All entries below are to be returned in full, exactly as they stand.
START Record set
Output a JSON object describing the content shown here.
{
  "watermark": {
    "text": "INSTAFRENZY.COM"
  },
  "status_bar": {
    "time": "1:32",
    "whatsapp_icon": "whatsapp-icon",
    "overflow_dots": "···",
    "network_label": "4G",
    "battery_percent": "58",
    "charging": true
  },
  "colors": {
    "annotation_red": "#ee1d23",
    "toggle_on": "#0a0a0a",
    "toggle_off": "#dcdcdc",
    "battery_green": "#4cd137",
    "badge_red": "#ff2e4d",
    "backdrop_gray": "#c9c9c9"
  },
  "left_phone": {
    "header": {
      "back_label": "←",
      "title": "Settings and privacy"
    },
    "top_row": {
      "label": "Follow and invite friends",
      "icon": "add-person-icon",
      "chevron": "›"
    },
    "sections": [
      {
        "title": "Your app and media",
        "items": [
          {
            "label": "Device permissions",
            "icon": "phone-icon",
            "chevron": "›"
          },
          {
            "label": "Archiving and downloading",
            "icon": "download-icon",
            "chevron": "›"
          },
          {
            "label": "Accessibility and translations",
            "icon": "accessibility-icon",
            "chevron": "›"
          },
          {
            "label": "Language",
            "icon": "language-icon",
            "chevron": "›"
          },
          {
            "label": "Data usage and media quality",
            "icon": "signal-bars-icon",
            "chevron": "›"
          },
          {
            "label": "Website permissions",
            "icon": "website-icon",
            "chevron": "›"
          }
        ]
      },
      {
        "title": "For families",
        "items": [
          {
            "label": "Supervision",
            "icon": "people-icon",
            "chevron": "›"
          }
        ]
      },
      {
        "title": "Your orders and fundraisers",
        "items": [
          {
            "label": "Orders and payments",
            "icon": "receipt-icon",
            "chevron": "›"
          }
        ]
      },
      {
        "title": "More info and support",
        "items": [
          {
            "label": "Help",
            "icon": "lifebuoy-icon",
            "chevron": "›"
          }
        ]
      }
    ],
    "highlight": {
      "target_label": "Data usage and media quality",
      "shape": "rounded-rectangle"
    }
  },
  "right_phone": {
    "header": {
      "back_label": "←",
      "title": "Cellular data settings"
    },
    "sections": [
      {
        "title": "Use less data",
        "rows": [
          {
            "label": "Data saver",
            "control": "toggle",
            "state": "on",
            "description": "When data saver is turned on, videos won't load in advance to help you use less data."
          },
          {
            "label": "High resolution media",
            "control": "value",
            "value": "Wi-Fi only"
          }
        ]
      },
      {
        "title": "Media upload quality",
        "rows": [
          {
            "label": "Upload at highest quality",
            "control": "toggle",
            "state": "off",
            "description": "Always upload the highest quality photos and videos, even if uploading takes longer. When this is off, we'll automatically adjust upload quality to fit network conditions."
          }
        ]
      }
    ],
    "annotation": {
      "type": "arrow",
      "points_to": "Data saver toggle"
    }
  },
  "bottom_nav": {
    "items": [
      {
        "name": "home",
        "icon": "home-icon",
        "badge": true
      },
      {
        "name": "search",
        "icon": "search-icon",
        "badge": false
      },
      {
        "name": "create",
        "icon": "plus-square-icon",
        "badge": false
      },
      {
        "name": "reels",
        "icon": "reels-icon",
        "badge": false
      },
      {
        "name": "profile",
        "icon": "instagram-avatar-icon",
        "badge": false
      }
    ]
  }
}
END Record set
Answer section:
Output a JSON object describing the content shown here.
{
  "watermark": {
    "text": "INSTAFRENZY.COM"
  },
  "status_bar": {
    "time": "1:32",
    "whatsapp_icon": "whatsapp-icon",
    "overflow_dots": "···",
    "network_label": "4G",
    "battery_percent": "58",
    "charging": true
  },
  "colors": {
    "annotation_red": "#ee1d23",
    "toggle_on": "#0a0a0a",
    "toggle_off": "#dcdcdc",
    "battery_green": "#4cd137",
    "badge_red": "#ff2e4d",
    "backdrop_gray": "#c9c9c9"
  },
  "left_phone": {
    "header": {
      "back_label": "←",
      "title": "Settings and privacy"
    },
    "top_row": {
      "label": "Follow and invite friends",
      "icon": "add-person-icon",
      "chevron": "›"
    },
    "sections": [
      {
        "title": "Your app and media",
        "items": [
          {
            "label": "Device permissions",
            "icon": "phone-icon",
            "chevron": "›"
          },
          {
            "label": "Archiving and downloading",
            "icon": "download-icon",
            "chevron": "›"
          },
          {
            "label": "Accessibility and translations",
            "icon": "accessibility-icon",
            "chevron": "›"
          },
          {
            "label": "Language",
            "icon": "language-icon",
            "chevron": "›"
          },
          {
            "label": "Data usage and media quality",
            "icon": "signal-bars-icon",
            "chevron": "›"
          },
          {
            "label": "Website permissions",
            "icon": "website-icon",
            "chevron": "›"
          }
        ]
      },
      {
        "title": "For families",
        "items": [
          {
            "label": "Supervision",
            "icon": "people-icon",
            "chevron": "›"
          }
        ]
      },
      {
        "title": "Your orders and fundraisers",
        "items": [
          {
            "label": "Orders and payments",
            "icon": "receipt-icon",
            "chevron": "›"
          }
        ]
      },
      {
        "title": "More info and support",
        "items": [
          {
            "label": "Help",
            "icon": "lifebuoy-icon",
            "chevron": "›"
          }
        ]
      }
    ],
    "highlight": {
      "target_label": "Data usage and media quality",
      "shape": "rounded-rectangle"
    }
  },
  "right_phone": {
    "header": {
      "back_label": "←",
      "title": "Cellular data settings"
    },
    "sections": [
      {
        "title": "Use less data",
        "rows": [
          {
            "label": "Data saver",
            "control": "toggle",
            "state": "on",
            "description": "When data saver is turned on, videos won't load in advance to help you use less data."
          },
          {
            "label": "High resolution media",
            "control": "value",
            "value": "Wi-Fi only"
          }
        ]
      },
      {
        "title": "Media upload quality",
        "rows": [
          {
            "label": "Upload at highest quality",
            "control": "toggle",
            "state": "off",
            "description": "Always upload the highest quality photos and videos, even if uploading takes longer. When this is off, we'll automatically adjust upload quality to fit network conditions."
          }
        ]
      }
    ],
    "annotation": {
      "type": "arrow",
      "points_to": "Data saver toggle"
    }
  },
  "bottom_nav": {
    "items": [
      {
        "name": "home",
        "icon": "home-icon",
        "badge": true
      },
      {
        "name": "search",
        "icon": "search-icon",
        "badge": false
      },
      {
        "name": "create",
        "icon": "plus-square-icon",
        "badge": false
      },
      {
        "name": "reels",
        "icon": "reels-icon",
        "badge": false
      },
      {
        "name": "profile",
        "icon": "instagram-avatar-icon",
        "badge": false
      }
    ]
  }
}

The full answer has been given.